By James Reid
The football community came together in a rare show of unity last Tuesday to pile further pressure on the government around its current Covid-19 restrictions.
A petition calling for the return of football fans to stadiums has amassed over 195,00 signatures in 12 hours, meaning it will be considered for debate in parliament.
Support for the petition came from clubs at all levels, including Manchester United, while others involved in the football industry such as owners, journalists and fan groups also voiced their support.
The calls come amid the recent postponement of plans that would’ve seen a gradual and limited return of fans to stadiums from October. Trial runs had already taken place at several grounds, but the recent rise in cases has seen these plans shelved.
There has been anger, too, at the apparent contradictions within government advice that allows people to attend indoor theatre events at around half capacity while attendance at outdoor sporting events remains banned. Just last week, Prime Minister Boris Johnson encouraged people to go to the cinema in response to news that Cineworld was closing its venues.
Much like the arts and entertainment industries, professional sport has been struggling with the financial impact of the pandemic. While headlines are often filled with news of the obscene wealth of the Premier League, further down cash is nearly always tight if not non-existent.
Most clubs have already used up most of their room for manoeuvre during the initial lockdown phase that saw the curtailment of lower-league seasons. Those with solid finances are now slightly more precarious and those with precarious finances, of which there are many in English football, are now living on a knife-edge.
Unlike the Premier League, lower league football is heavily reliant on people paying to physically attend matches. There are few, if any, TV deals that offer small amounts of money compared to the riches of the top division. Sponsorship tends to come from local business instead of global corporations. Wages are in the hundreds and thousands per week rather than hundreds of thousands.

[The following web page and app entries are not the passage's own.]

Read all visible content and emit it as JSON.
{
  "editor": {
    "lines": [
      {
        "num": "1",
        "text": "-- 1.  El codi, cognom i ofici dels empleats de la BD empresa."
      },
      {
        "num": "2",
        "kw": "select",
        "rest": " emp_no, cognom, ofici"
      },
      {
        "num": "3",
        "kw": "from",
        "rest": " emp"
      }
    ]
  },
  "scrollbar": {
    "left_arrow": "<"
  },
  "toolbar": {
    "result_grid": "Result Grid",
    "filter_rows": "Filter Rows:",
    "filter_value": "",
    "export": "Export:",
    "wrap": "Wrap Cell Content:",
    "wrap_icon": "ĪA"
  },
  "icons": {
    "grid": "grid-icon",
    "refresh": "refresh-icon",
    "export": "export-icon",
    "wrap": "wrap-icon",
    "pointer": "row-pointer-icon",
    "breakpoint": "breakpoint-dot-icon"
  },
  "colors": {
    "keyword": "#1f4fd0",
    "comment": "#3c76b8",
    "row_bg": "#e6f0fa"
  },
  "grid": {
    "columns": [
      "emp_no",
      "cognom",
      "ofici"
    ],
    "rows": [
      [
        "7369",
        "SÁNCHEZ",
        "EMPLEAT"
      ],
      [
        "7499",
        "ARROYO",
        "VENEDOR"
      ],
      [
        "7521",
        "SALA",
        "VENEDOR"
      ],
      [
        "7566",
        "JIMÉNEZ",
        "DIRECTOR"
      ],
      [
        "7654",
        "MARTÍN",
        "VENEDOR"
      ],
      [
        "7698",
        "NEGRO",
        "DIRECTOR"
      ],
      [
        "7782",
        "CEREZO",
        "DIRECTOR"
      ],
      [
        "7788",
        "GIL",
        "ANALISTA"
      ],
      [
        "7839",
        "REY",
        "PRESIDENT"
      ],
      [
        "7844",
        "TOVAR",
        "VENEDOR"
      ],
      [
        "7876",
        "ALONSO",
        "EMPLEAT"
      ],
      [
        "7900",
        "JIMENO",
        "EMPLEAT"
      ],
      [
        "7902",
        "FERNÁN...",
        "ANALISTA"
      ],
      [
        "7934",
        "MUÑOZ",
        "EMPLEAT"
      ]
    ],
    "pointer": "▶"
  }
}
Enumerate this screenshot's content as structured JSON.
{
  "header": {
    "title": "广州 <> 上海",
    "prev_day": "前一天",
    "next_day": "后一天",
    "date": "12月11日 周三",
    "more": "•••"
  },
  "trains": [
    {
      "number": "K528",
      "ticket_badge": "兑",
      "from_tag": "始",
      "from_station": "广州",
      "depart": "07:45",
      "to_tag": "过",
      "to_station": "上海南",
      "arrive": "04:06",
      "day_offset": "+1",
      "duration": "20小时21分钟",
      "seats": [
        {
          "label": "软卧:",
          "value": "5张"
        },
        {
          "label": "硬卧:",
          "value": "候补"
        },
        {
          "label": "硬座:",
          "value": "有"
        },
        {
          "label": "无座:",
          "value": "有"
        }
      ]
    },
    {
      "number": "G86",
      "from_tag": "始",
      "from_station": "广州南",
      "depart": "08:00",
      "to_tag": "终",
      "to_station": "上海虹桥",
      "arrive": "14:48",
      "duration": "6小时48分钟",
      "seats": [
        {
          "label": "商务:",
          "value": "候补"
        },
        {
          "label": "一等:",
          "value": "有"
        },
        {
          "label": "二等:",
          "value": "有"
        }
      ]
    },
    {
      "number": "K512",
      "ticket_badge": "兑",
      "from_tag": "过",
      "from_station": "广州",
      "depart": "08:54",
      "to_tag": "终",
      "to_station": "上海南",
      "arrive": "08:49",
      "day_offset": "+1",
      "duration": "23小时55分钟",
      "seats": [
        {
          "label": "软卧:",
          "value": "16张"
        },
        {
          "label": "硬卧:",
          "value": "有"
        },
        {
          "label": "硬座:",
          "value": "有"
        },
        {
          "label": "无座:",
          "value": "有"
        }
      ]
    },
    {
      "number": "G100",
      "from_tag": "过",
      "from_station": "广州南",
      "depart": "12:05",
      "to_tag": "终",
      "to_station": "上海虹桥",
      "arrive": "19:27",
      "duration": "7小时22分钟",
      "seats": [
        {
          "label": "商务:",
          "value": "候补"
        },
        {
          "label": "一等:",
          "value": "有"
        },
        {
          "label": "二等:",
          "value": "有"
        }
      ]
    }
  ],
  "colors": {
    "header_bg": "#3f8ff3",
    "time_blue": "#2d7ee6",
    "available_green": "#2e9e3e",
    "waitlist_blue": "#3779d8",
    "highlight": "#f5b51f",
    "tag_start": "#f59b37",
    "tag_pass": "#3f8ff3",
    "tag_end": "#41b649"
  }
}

Yet, unlike the theatre or the cinema, professional football, and sport in general, is seemingly being ignored by the government at present. Just like those other industries, without intervention people will lose their jobs at clubs up and down the country.
Not only will people lose their jobs, but communities may lose their clubs. Sports clubs, and football clubs in particular, are far more than just businesses. They are, in many cases, pillars of the community.
They have been there often for over 100 years and are woven into the identity of a place and its people. Clubs also embark on community projects in local schools or with the elderly. During lockdown, my own team Stevenage delivered sandwiches to elderly residents as one of a number of schemes launched by football clubs in response to the pandemic.
Once these clubs go, they will likely not come back. Of course, clubs have gone bust before and have risen again. But what might happen should clubs disappear en masse?
Clubs at the top are attractive investments and have global appeal – there will always be a means to bail them out if necessary. However, this is not the case lower down. In the past year or so, Bury, and most recently Macclesfield Town, have gone bust.
Of course, it is important to remember that there is still a pandemic going on. The return of fans to stadiums is rightly not at the top of the priority list. However, there is understandable bemusement at the double standards currently employed by the government.
Currently, fans can attend lower league football matches at capacities limited at either 150 or 300. This would all be outside, perhaps a roof to shelter from the wet weather, with plenty of space to keep distance. Even then, in the North East guidance advises against any attendance at all. That is the limit to the provision for football fans.
In comparison, attendance at the theatre and other indoor gatherings is allowed. Damian Collins MP, who is a rare supportive voice for football in parliament, has highlighted the fact that the Royal Albert Hall has been able to press ahead with plans to have thousands attend Christmas concerts.
The return of football fans should have safety as its priority. This cannot be solely about money, a trend that has been a plague to football over the past 30 years.
Nor should it be at the expense of any other industry. The arts must be seen on the same playing field as sport in this regard. Both will suffer grave consequences without the safe return of spectators in the near future.
If the government do not act soon then English football, with its unique depth and character, will be damaged in a way it may never recover from.
Image: Mike Beales via Flickr